### ABOUT THIS EXERCISE
From the first line to the last, retype the listing without any alteration.

### PROVIDED DATA

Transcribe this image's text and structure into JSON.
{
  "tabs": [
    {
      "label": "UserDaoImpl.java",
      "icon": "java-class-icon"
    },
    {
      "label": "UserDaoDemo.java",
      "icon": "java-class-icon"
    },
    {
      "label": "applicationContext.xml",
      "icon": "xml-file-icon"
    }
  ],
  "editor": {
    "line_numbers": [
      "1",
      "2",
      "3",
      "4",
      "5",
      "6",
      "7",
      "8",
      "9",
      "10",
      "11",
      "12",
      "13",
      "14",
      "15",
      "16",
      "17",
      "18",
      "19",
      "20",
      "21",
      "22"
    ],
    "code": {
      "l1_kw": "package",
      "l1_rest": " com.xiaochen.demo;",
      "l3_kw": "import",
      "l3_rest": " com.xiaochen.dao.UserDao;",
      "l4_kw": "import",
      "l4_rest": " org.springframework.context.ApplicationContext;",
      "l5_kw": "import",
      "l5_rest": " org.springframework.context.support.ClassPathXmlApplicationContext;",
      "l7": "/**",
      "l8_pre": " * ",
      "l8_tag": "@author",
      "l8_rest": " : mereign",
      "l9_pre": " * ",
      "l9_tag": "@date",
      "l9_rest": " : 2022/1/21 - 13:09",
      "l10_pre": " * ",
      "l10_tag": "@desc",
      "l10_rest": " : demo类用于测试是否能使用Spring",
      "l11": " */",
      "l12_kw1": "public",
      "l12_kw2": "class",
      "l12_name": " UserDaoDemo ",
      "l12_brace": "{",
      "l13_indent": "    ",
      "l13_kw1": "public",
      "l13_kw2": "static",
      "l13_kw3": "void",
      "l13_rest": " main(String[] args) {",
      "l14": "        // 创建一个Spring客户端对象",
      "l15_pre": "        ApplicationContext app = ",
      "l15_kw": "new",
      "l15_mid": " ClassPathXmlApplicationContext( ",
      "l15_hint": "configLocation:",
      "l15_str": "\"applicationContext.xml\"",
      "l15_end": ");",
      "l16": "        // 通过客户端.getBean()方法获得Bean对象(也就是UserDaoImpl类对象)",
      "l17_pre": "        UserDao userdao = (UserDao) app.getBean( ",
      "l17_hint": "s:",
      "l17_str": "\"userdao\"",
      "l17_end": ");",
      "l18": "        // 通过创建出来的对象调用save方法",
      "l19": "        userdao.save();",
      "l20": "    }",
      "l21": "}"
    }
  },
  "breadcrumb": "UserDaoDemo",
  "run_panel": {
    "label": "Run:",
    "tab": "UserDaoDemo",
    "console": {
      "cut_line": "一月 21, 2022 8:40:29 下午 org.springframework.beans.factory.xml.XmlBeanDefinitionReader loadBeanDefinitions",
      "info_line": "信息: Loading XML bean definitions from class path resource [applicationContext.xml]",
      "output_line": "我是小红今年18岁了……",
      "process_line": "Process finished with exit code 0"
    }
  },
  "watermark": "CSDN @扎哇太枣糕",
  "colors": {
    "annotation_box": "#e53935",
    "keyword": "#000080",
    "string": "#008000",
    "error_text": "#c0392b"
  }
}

### SOLVED PROBLEM
Transcribe this image's text and structure into JSON.
{
  "tabs": [
    {
      "label": "UserDaoImpl.java",
      "icon": "java-class-icon"
    },
    {
      "label": "UserDaoDemo.java",
      "icon": "java-class-icon"
    },
    {
      "label": "applicationContext.xml",
      "icon": "xml-file-icon"
    }
  ],
  "editor": {
    "line_numbers": [
      "1",
      "2",
      "3",
      "4",
      "5",
      "6",
      "7",
      "8",
      "9",
      "10",
      "11",
      "12",
      "13",
      "14",
      "15",
      "16",
      "17",
      "18",
      "19",
      "20",
      "21",
      "22"
    ],
    "code": {
      "l1_kw": "package",
      "l1_rest": " com.xiaochen.demo;",
      "l3_kw": "import",
      "l3_rest": " com.xiaochen.dao.UserDao;",
      "l4_kw": "import",
      "l4_rest": " org.springframework.context.ApplicationContext;",
      "l5_kw": "import",
      "l5_rest": " org.springframework.context.support.ClassPathXmlApplicationContext;",
      "l7": "/**",
      "l8_pre": " * ",
      "l8_tag": "@author",
      "l8_rest": " : mereign",
      "l9_pre": " * ",
      "l9_tag": "@date",
      "l9_rest": " : 2022/1/21 - 13:09",
      "l10_pre": " * ",
      "l10_tag": "@desc",
      "l10_rest": " : demo类用于测试是否能使用Spring",
      "l11": " */",
      "l12_kw1": "public",
      "l12_kw2": "class",
      "l12_name": " UserDaoDemo ",
      "l12_brace": "{",
      "l13_indent": "    ",
      "l13_kw1": "public",
      "l13_kw2": "static",
      "l13_kw3": "void",
      "l13_rest": " main(String[] args) {",
      "l14": "        // 创建一个Spring客户端对象",
      "l15_pre": "        ApplicationContext app = ",
      "l15_kw": "new",
      "l15_mid": " ClassPathXmlApplicationContext( ",
      "l15_hint": "configLocation:",
      "l15_str": "\"applicationContext.xml\"",
      "l15_end": ");",
      "l16": "        // 通过客户端.getBean()方法获得Bean对象(也就是UserDaoImpl类对象)",
      "l17_pre": "        UserDao userdao = (UserDao) app.getBean( ",
      "l17_hint": "s:",
      "l17_str": "\"userdao\"",
      "l17_end": ");",
      "l18": "        // 通过创建出来的对象调用save方法",
      "l19": "        userdao.save();",
      "l20": "    }",
      "l21": "}"
    }
  },
  "breadcrumb": "UserDaoDemo",
  "run_panel": {
    "label": "Run:",
    "tab": "UserDaoDemo",
    "console": {
      "cut_line": "一月 21, 2022 8:40:29 下午 org.springframework.beans.factory.xml.XmlBeanDefinitionReader loadBeanDefinitions",
      "info_line": "信息: Loading XML bean definitions from class path resource [applicationContext.xml]",
      "output_line": "我是小红今年18岁了……",
      "process_line": "Process finished with exit code 0"
    }
  },
  "watermark": "CSDN @扎哇太枣糕",
  "colors": {
    "annotation_box": "#e53935",
    "keyword": "#000080",
    "string": "#008000",
    "error_text": "#c0392b"
  }
}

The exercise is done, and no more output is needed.